About me
Archive
About me

Nuclear power plant building plans revealed

close

Warning: This post was published more than 11 years ago.

I keep old posts on the site because sometimes it's interesting to read old content. Not everything that is old is bad. Also, I think people might be interested to track how my views have changed over time: for example, how my strident teenage views have mellowed and matured!

But given the age of this post, please bear in mind:

  • My views might have changed in the 11 years since I wrote this post.
  • This post might use language in ways which I would now consider inappropriate or offensive.
  • Factual information might be outdated.
  • Links might be broken; embedded material might not appear properly.

Many thanks for your understanding.

The Observer claims to have seen a document that says the government is to press ahead with plans to build several new nuclear power stations:

In a 46-paragraph briefing note for incoming ministers, Joan MacNaughton, the director-general of energy policy at the new Department of Productivity, Energy and Industry, warns that key policy targets to reduce carbon dioxide emissions and boost green energy are likely to fail, and that decisions on new nuclear power stations must be taken urgently. It advises that ‘it is generally easier to push ahead on controversial issues early in a new parliament’.

I don’t understand the reasoning here: We apparently live in an age where the terrorist threat is so great that civil liberties must be curtailed in order to deal with the problem. And yet this government is actively seeking to increase the amount of radioactive substances being shipped around the country, as well as (presumably) increasing the total amount in the country. This seems like a strange decision to make, unless we are to assume that Tony Blair thinks the terrorist threat is a passing phase, whilst nuclear energy will have long-lasting benefits.

If this is the case, then when does Mr Blair conceive that terrorists, who have been targeting more progressive nations for centuries, are ever going to stop doing so? There is simply never going to be a time when terrorists aren’t active in the world, which is precisely why the curtailment of civil liberties is wrong – it will necessarily become a permanent measure.

It all seems like a wildly haphazard, unconsidered plan to deal with climate change to me. But, having said all that, I have no better suggestions of a path to take.

This 570th post was filed under: News and Comment, Politics.






More posts worth reading

What I’ve been reading this month (published 6th February 2017)

What I’ve been reading this month (published 31st December 2016)

What I’ve been reading this month (published 30th November 2016)

aMazing new phone launches today (published 1st April 2007)

Photo-a-day 30: Gateshead Millennium Bridge (published 30th January 2012)

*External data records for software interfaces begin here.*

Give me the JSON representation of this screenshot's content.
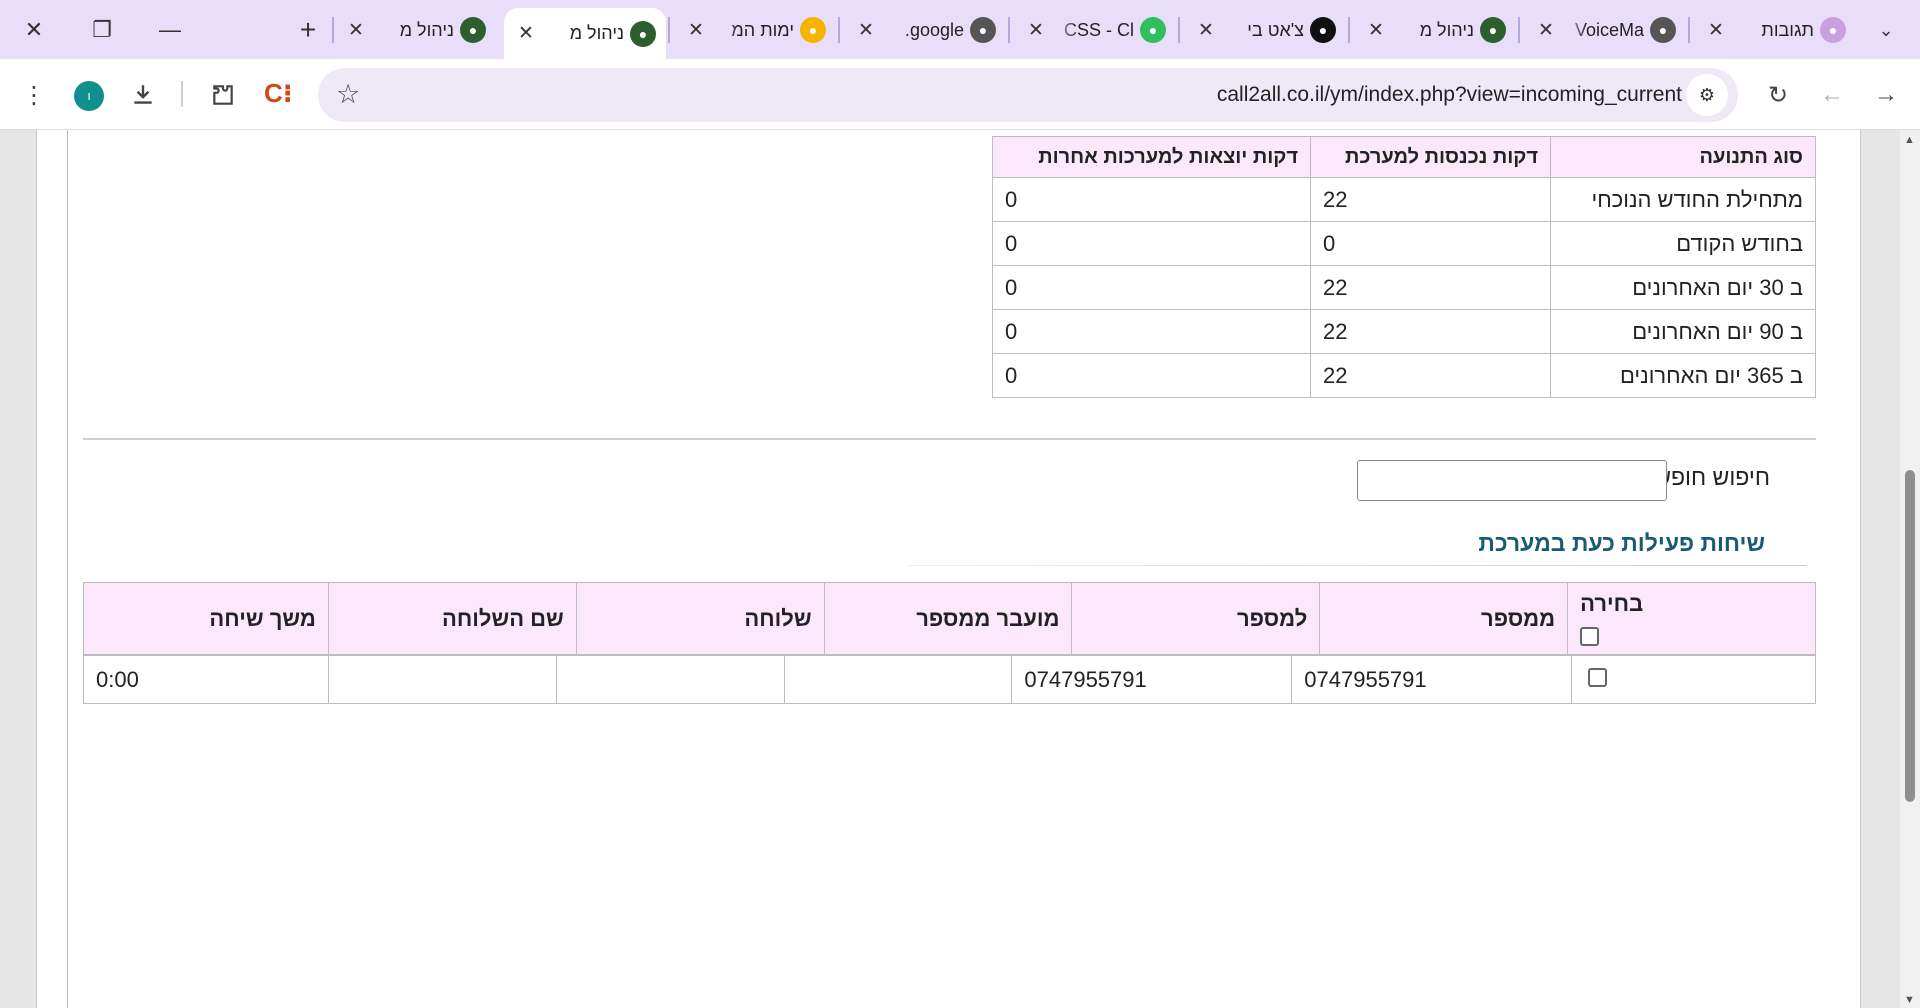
{
  "browser": {
    "tabs": [
      {
        "title": "תגובות",
        "icon": "fox-yellow-icon",
        "color": "#c8a0e0",
        "active": false
      },
      {
        "title": "VoiceMa",
        "icon": "globe-icon",
        "color": "#555555",
        "active": false
      },
      {
        "title": "ניהול מ",
        "icon": "yemot-logo-icon",
        "color": "#2c5f2d",
        "active": false
      },
      {
        "title": "צ'אט בי",
        "icon": "openai-icon",
        "color": "#111111",
        "active": false
      },
      {
        "title": "CSS - Cl",
        "icon": "chat-bubble-icon",
        "color": "#2fbf5f",
        "active": false
      },
      {
        "title": "google.",
        "icon": "globe-icon",
        "color": "#555555",
        "active": false
      },
      {
        "title": "ימות המ",
        "icon": "star-burst-icon",
        "color": "#f5b400",
        "active": false
      },
      {
        "title": "ניהול מ",
        "icon": "yemot-logo-icon",
        "color": "#2c5f2d",
        "active": true
      },
      {
        "title": "ניהול מ",
        "icon": "yemot-logo-icon",
        "color": "#2c5f2d",
        "active": false
      }
    ],
    "url": "call2all.co.il/ym/index.php?view=incoming_current",
    "profile_initial": "ו"
  },
  "summary": {
    "headers": [
      "סוג התנועה",
      "דקות נכנסות למערכת",
      "דקות יוצאות למערכות אחרות"
    ],
    "rows": [
      [
        "מתחילת החודש הנוכחי",
        "22",
        "0"
      ],
      [
        "בחודש הקודם",
        "0",
        "0"
      ],
      [
        "ב 30 יום האחרונים",
        "22",
        "0"
      ],
      [
        "ב 90 יום האחרונים",
        "22",
        "0"
      ],
      [
        "ב 365 יום האחרונים",
        "22",
        "0"
      ]
    ]
  },
  "search": {
    "label": "חיפוש חופשי",
    "value": ""
  },
  "calls": {
    "title": "שיחות פעילות כעת במערכת",
    "headers": [
      "בחירה",
      "ממספר",
      "למספר",
      "מועבר ממספר",
      "שלוחה",
      "שם השלוחה",
      "משך שיחה"
    ],
    "rows": [
      {
        "from": "0747955791",
        "to": "0747955791",
        "forwarded": "",
        "extension": "",
        "extension_name": "",
        "duration": "0:00"
      }
    ]
  }
}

Crafty (published 27th February 2005)

Photo-a-day 187: Gateshead Millennium Bridge tilted (published 5th July 2012)


Comments and responses

No comments or responses to this article have been published yet.

Compose a new comment



Comment

You may use these tags: <a href="" title=""> <abbr title=""> <acronym title=""> <b> <blockquote cite=""> <cite> <code> <del datetime=""> <em> <i> <q cite=""> <s> <strike> <strong> .

If you would like to display a profile picture beside your comment, sign up for Gravatar, and enter your email address above.

By submitting your comment, you confirm that it conforms to the site's comment policy. Comments are subject to both automatic and human moderation, and may take some time to appear.



The content of this site is copyright protected by a Creative Commons License, with some rights reserved. All trademarks, images and logos remain the property of their respective owners. The accuracy of information on this site is in no way guaranteed. Opinions expressed are solely those of the author. No responsibility can be accepted for any loss or damage caused by reliance on the information provided by this site. This site uses cookies - click here for more information.